By Larry Fine
JERSEY CITY, New Jersey (Reuters) - Liberty National burst into prominence as a golf venue with its great looks at New York harbor, the Statue of Liberty and the Manhattan skyline but it took a face-lift to smooth some rough edges for The Barclays.
Liberty National, built on reclaimed landfill on the banks of New York harbor, had its high-profile "coming out party" in hosting The Barclays in 2009 but the long, narrow layout designed by Tom Kite and Bob Cupp was not universally embraced.
Tiger Woods remarked to a player in his pro-am group that "Maybe Tom (Kite) did this course before his eye operation", in ripping some of the severe undulations on the greens.
Kite, who shed his thick-lensed eyeglasses after having Lasik surgery in 1998, fell in love with the project in 1992 and was determined to create with Cupp a world-class venue.
"We probably pushed it a little, but to get to host a tournament of this stature, you want it to stand up to them and be a challenge," Kite told a pair of reporters in a chat by the practice area on Monday.
"When I look back, a couple of greens might have pushed it a little bit."
A total of 74 changes were made to the course, many of a subtle variety involving 15 of the 18 holes.
"I think it is a very fair golf course," said Cupp, who added that some of the changes were made to comply with PGA Tour wishes. "The tour likes to see the boys making birdies."
Five greens were entirely rebuilt and another six were adjusted. Thirteen landing areas were altered and 11 tee boxes were expanded or moved, among the changes.

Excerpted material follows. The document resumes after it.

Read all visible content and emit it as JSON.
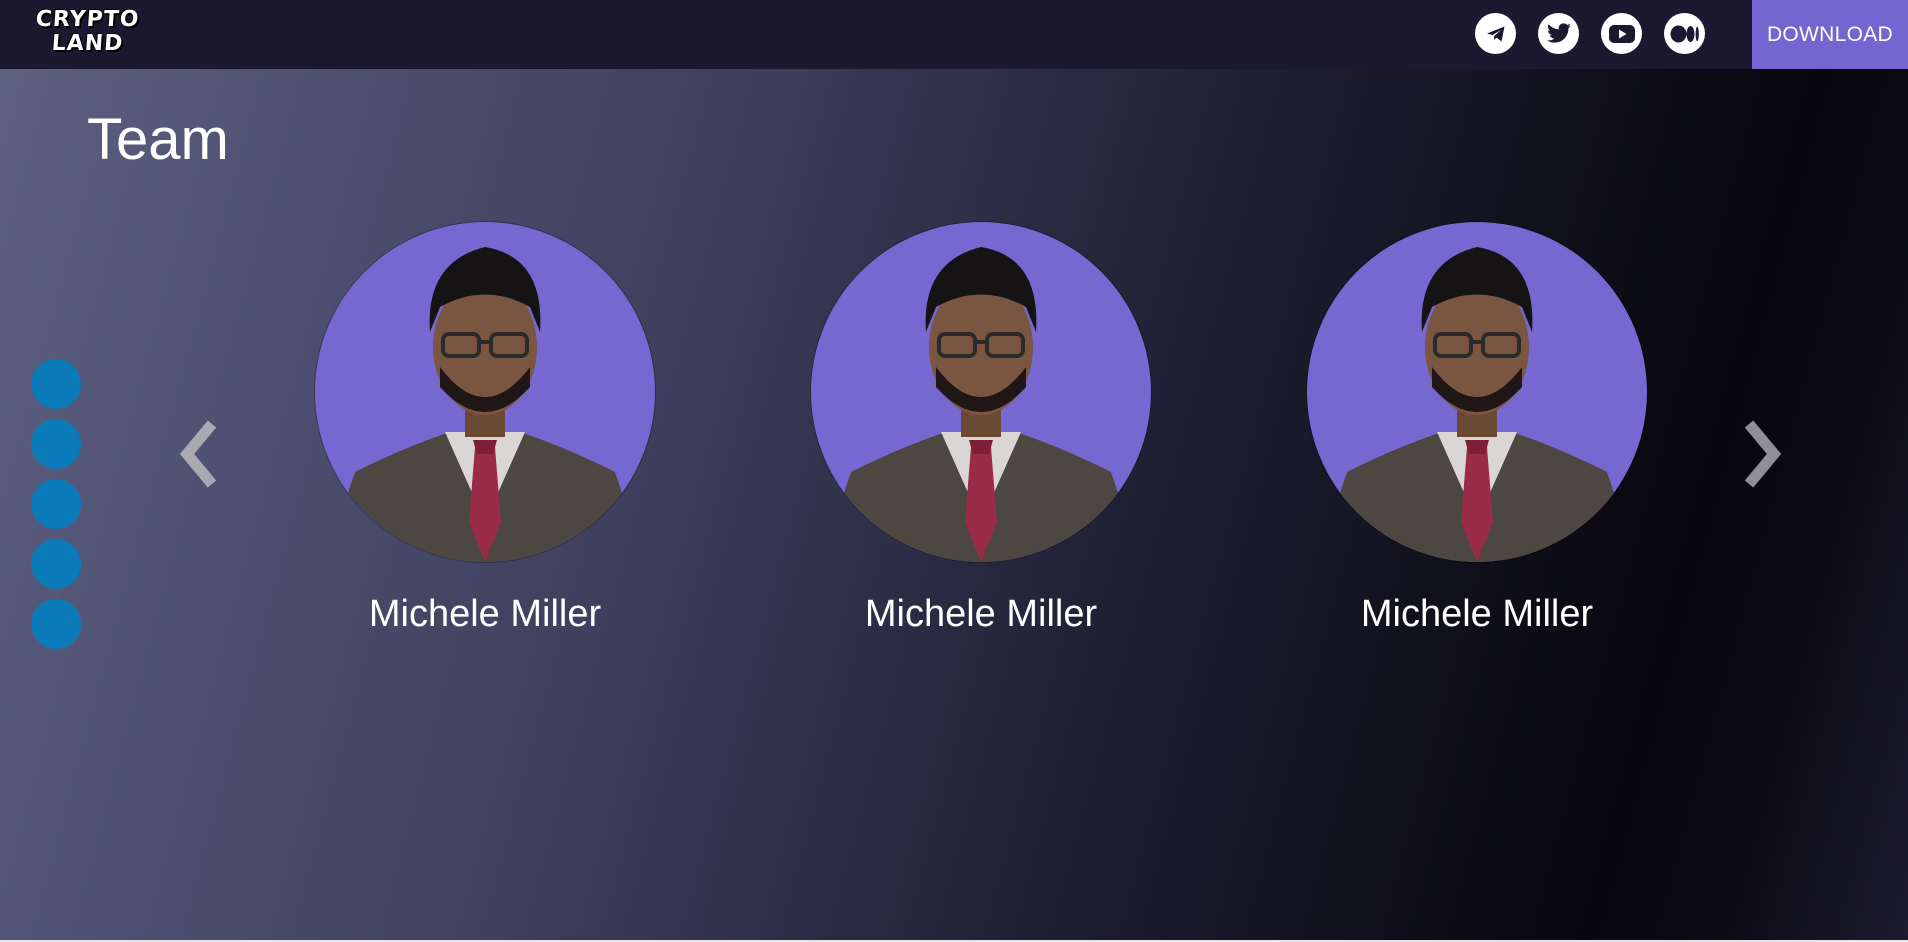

Thick rough has been cut back, allowing players to rescue drives that settle before reaching the tangly fescue that lines many of the holes.
The finishing hole is using a back tee box that enabled organizers to move the green forward and open up a dramatic view beyond the 18th green.
Kite and Cupp worked with Steve Wenzloff, the PGA Tour's vice president in charge of design services and player liaison, on some of the changes needed to ensure the venue's place in the New York-area rotation used for The Barclays.
"It's still a hard golf course, and there's nothing wrong with that," Wenzloff said. "The teeth will still be in it, just the teeth won't sink as deep into your skin."
(Reporting by Larry Fine; Editing by Mark Lamport-Stokes)